Why is an Easter egg hunt for my dog a good idea? Isnâ€™t this for kids (and some adults) only?
Itâ€™s not all about fun and games. Hunting down food or â€œEaster eggsâ€ in the grass appeals to your poochâ€™s natural instincts to look for food. Plus itâ€™s a great photo opportunity! Just think of all the wonderful memories youâ€™ll be able to capture and look back on later.
So just as if you were hiding Easter eggs for children, youâ€™ll want to place the goodies where theyâ€™re out of plain sight but no so concealed that itâ€™s impossible to find them. You wouldnâ€™t want to frustrate your dog or yourself!
Now Iâ€™m sure youâ€™re already getting ideas on what items you can hide for your petâ€™s Easter egg hunt.
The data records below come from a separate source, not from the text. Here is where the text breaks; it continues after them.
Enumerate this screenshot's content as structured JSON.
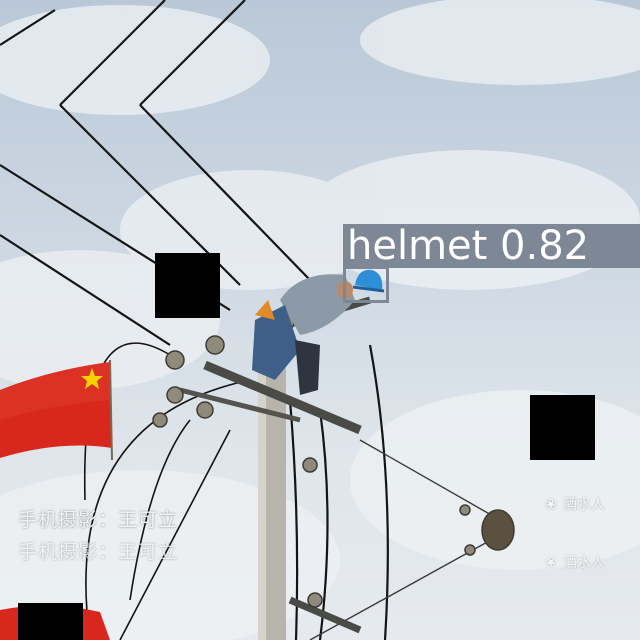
{
  "detection": {
    "label": "helmet 0.82",
    "class": "helmet",
    "confidence": 0.82,
    "box_color": "#7d8796",
    "label_text_color": "#ffffff"
  },
  "overlay_captions": [
    "手机摄影：王可立",
    "手机摄影：王可立"
  ],
  "watermarks": [
    {
      "icon": "wechat-icon",
      "text": "酒水人"
    },
    {
      "icon": "wechat-icon",
      "text": "酒水人"
    }
  ],
  "colors": {
    "sky": "#cbd6e1",
    "flag_red": "#d8271d",
    "flag_star": "#f5d300",
    "helmet_blue": "#2f8fd6",
    "wire": "#141414",
    "privacy_mask": "#000000"
  }
}
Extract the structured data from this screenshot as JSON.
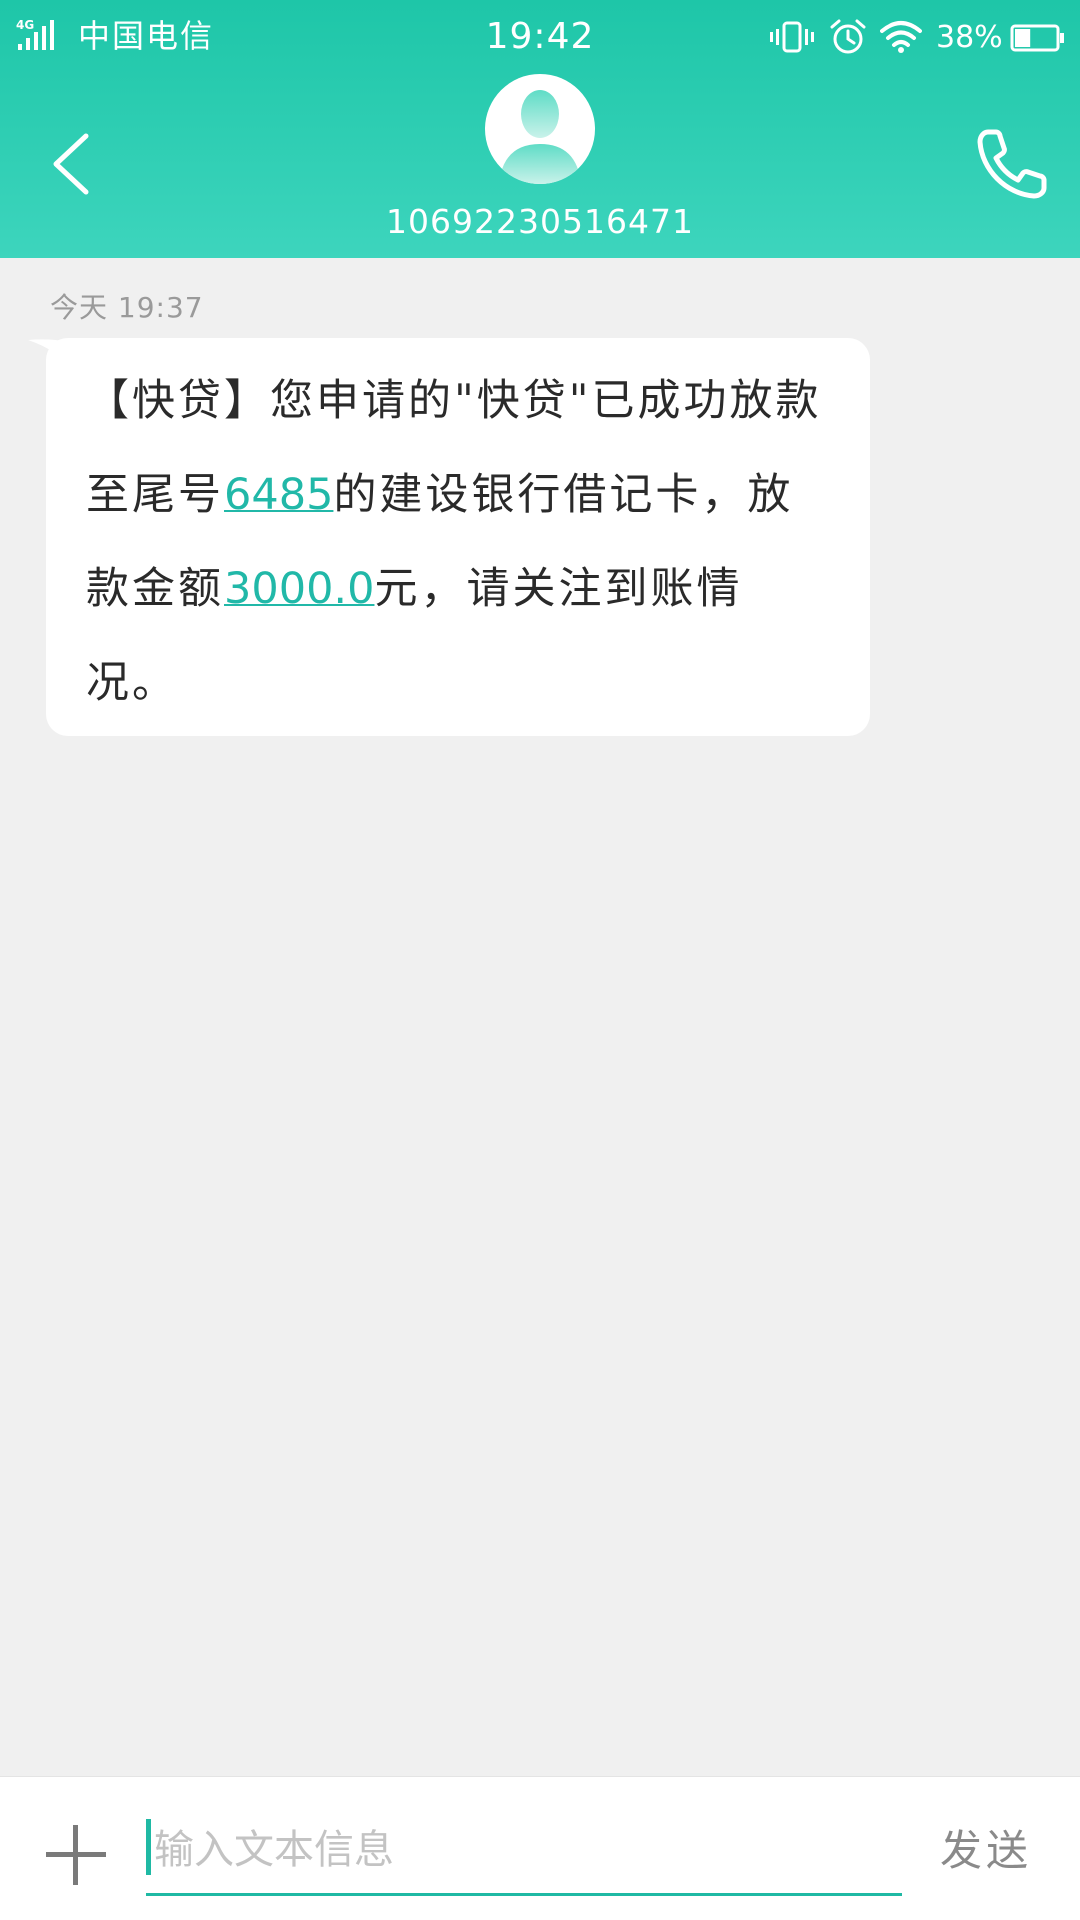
{
  "status_bar": {
    "network": "4G",
    "carrier": "中国电信",
    "time": "19:42",
    "battery_percent": "38%",
    "battery_level": 0.38,
    "icons": [
      "signal-icon",
      "vibrate-icon",
      "alarm-icon",
      "wifi-icon",
      "battery-icon"
    ]
  },
  "header": {
    "contact_number": "10692230516471",
    "back_icon": "chevron-left-icon",
    "call_icon": "phone-icon",
    "avatar_icon": "person-avatar-icon"
  },
  "conversation": {
    "timestamp": "今天 19:37",
    "message": {
      "part1": "【快贷】您申请的\"快贷\"已成功放款至尾号",
      "card_digits": "6485",
      "part2": "的建设银行借记卡，放款金额",
      "amount": "3000.0",
      "part3": "元，请关注到账情况。"
    }
  },
  "compose": {
    "placeholder": "输入文本信息",
    "send_label": "发送",
    "attach_icon": "plus-icon"
  },
  "colors": {
    "accent": "#1ec6a8",
    "link": "#21b8a8",
    "background": "#f0f0f0"
  }
}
Still, here are some suggestions:
* Small squares of cheese.
* Small treats such as dog biscuits.
* Little pieces of hot dog or other meat like chicken breast.
* Boiled eggs. Youâ€™ll want to limit the number of eggs per dog to just one or two. Be sure you know how many eggs youâ€™ve hidden â€“ you definitely donâ€™t want your dog finding and eating one of the eggs a week later.
* A new dog toy.
* A handful of kibble. Sprinkle this around your lawn. It will take your pooch a little longer to locate and consume the kibble, making the hunt a bit more challenging.
Remember not to hide more than what your dog would normally eat at a meal. And most importantly, be sure you do not include traditional Easter goodies made of chocolate. Keep in mind that chocolate is toxic for canines!
With that said, have your camera ready and let the hunt begin!